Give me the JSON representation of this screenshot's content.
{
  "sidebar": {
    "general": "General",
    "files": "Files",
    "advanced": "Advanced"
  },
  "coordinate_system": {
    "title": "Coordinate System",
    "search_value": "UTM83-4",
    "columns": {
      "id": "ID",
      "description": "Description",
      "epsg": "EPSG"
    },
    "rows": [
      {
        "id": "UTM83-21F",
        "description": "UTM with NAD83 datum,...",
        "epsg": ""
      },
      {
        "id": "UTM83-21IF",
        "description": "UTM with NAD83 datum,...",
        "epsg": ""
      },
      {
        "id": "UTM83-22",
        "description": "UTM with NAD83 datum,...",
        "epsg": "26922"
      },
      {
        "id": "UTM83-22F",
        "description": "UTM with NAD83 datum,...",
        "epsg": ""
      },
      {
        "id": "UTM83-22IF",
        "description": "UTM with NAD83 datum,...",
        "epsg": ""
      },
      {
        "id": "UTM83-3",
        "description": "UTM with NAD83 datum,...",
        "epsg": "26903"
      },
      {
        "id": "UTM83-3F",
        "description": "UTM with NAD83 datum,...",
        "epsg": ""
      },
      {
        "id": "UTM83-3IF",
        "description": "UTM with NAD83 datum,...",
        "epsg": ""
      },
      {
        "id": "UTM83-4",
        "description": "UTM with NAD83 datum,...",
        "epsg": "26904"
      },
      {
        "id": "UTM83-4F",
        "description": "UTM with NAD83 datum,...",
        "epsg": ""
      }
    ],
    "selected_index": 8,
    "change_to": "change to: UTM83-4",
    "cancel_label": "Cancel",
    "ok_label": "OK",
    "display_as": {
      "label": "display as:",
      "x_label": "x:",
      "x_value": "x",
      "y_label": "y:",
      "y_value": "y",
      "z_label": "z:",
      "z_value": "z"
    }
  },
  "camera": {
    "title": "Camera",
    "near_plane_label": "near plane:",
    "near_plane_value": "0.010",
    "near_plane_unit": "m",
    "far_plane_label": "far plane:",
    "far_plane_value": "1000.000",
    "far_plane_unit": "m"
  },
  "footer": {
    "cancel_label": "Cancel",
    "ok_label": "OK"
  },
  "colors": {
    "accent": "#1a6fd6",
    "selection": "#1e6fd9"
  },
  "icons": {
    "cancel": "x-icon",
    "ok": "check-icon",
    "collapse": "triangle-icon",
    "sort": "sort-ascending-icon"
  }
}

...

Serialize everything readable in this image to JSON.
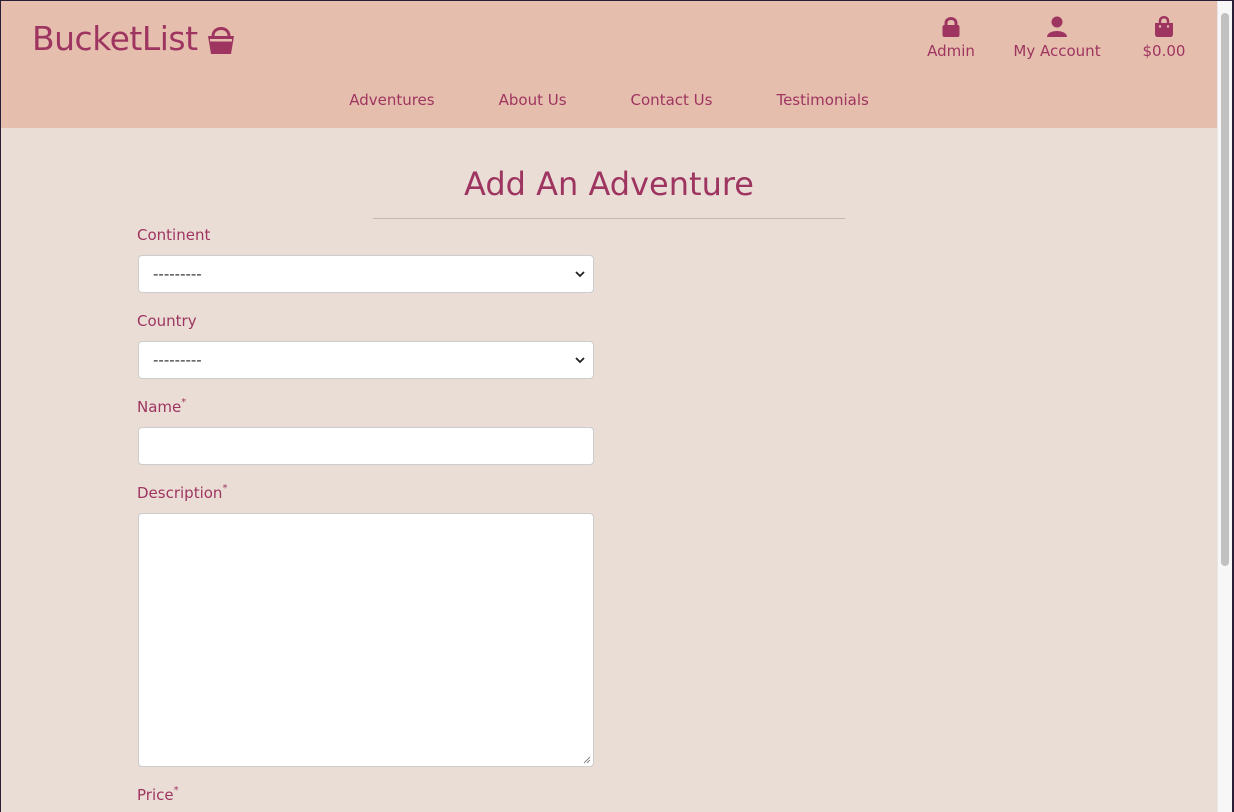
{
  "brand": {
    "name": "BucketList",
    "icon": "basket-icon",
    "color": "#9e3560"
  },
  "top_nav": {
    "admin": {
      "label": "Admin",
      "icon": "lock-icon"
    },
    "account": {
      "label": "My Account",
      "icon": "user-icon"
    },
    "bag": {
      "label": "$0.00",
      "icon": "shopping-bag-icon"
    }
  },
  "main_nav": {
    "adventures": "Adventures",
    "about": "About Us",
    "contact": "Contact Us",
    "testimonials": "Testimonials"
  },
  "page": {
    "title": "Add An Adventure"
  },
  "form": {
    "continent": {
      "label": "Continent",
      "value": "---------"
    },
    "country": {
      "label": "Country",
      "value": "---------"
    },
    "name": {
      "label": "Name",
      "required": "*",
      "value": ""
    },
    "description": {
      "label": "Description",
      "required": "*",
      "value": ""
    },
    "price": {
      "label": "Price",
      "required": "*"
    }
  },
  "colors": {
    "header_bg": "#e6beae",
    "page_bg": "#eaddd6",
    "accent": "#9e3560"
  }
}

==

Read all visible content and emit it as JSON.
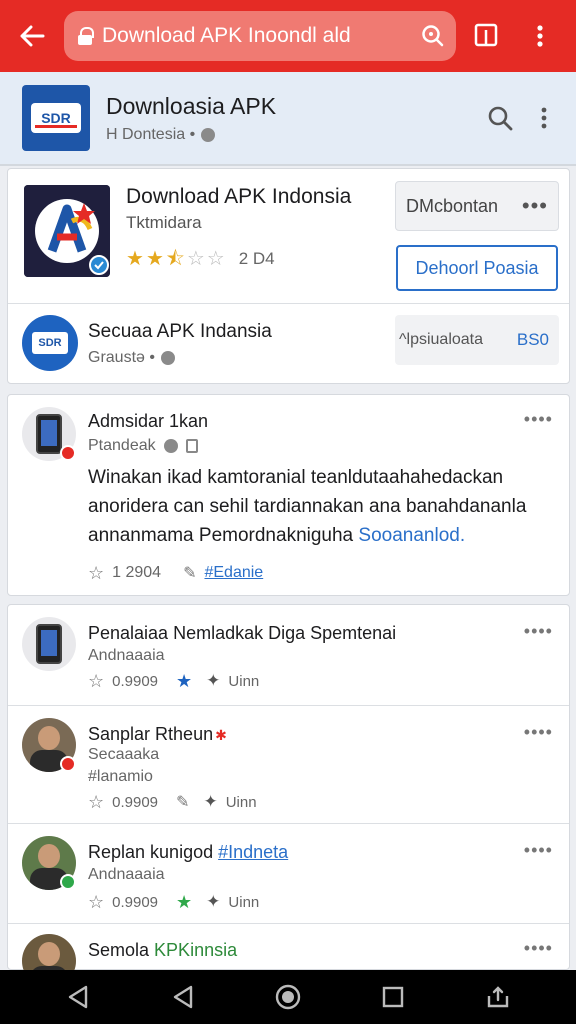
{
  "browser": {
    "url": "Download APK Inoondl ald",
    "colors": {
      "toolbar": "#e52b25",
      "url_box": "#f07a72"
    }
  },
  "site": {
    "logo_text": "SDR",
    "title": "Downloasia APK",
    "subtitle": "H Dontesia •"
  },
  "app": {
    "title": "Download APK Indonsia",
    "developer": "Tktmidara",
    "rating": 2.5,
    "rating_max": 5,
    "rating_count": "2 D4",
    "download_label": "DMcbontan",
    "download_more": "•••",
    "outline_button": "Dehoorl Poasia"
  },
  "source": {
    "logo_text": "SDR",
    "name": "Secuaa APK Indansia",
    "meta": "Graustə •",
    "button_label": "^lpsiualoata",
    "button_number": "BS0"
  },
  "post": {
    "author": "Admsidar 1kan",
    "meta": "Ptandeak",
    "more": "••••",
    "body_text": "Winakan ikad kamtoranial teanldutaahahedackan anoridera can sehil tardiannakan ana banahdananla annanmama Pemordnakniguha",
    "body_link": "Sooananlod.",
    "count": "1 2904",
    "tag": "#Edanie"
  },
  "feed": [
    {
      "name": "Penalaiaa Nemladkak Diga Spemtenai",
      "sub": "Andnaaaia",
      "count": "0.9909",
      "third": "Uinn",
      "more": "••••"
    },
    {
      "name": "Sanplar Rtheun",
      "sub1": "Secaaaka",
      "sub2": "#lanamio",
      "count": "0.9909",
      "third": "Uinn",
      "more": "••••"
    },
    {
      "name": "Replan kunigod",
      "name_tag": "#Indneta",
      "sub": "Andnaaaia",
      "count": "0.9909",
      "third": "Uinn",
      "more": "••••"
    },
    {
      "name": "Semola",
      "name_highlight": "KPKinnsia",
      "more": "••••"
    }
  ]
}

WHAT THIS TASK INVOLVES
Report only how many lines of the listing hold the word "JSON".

YOUR RESPONSE
3